PROBLEM STATEMENT. What is the number of lines in the entries that contain "الجواز"? Reply with that number only.
[[ DATA TO PROCESS open ]]
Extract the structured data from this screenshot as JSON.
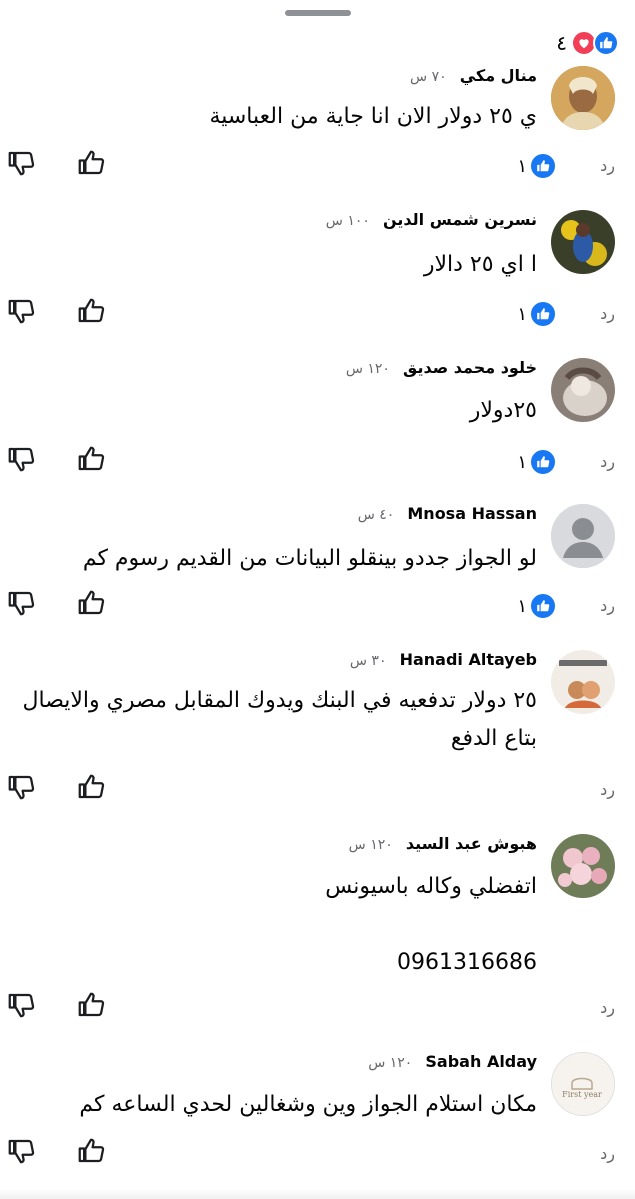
{
  "reactions_summary": {
    "count": "٤",
    "icons": [
      "heart-icon",
      "like-icon"
    ],
    "colors": {
      "like": "#1877f2",
      "heart": "#f33e58"
    }
  },
  "comments": [
    {
      "name": "منال مكي",
      "time": "٧٠ س",
      "text": [
        "ي ٢٥ دولار الان انا جاية من العباسية"
      ],
      "likes": "١",
      "reply": "رد"
    },
    {
      "name": "نسرين شمس الدين",
      "time": "١٠٠ س",
      "text": [
        "ا اي ٢٥ دالار"
      ],
      "likes": "١",
      "reply": "رد"
    },
    {
      "name": "خلود محمد صديق",
      "time": "١٢٠ س",
      "text": [
        "٢٥دولار"
      ],
      "likes": "١",
      "reply": "رد"
    },
    {
      "name": "Mnosa Hassan",
      "time": "٤٠ س",
      "text": [
        "لو الجواز جددو بينقلو البيانات من القديم رسوم كم"
      ],
      "likes": "١",
      "reply": "رد"
    },
    {
      "name": "Hanadi Altayeb",
      "time": "٣٠ س",
      "text": [
        "٢٥ دولار تدفعيه في البنك ويدوك المقابل مصري والايصال",
        "بتاع الدفع"
      ],
      "likes": "",
      "reply": "رد"
    },
    {
      "name": "هبوش عبد السيد",
      "time": "١٢٠ س",
      "text": [
        "اتفضلي وكاله باسيونس",
        "",
        "0961316686"
      ],
      "likes": "",
      "reply": "رد"
    },
    {
      "name": "Sabah Alday",
      "time": "١٢٠ س",
      "text": [
        "مكان استلام الجواز وين وشغالين لحدي الساعه كم"
      ],
      "likes": "",
      "reply": "رد"
    }
  ],
  "avatar_texts": {
    "sabah": "First year"
  }
}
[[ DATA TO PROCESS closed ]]
SOLUTION TO THE EXERCISE. 2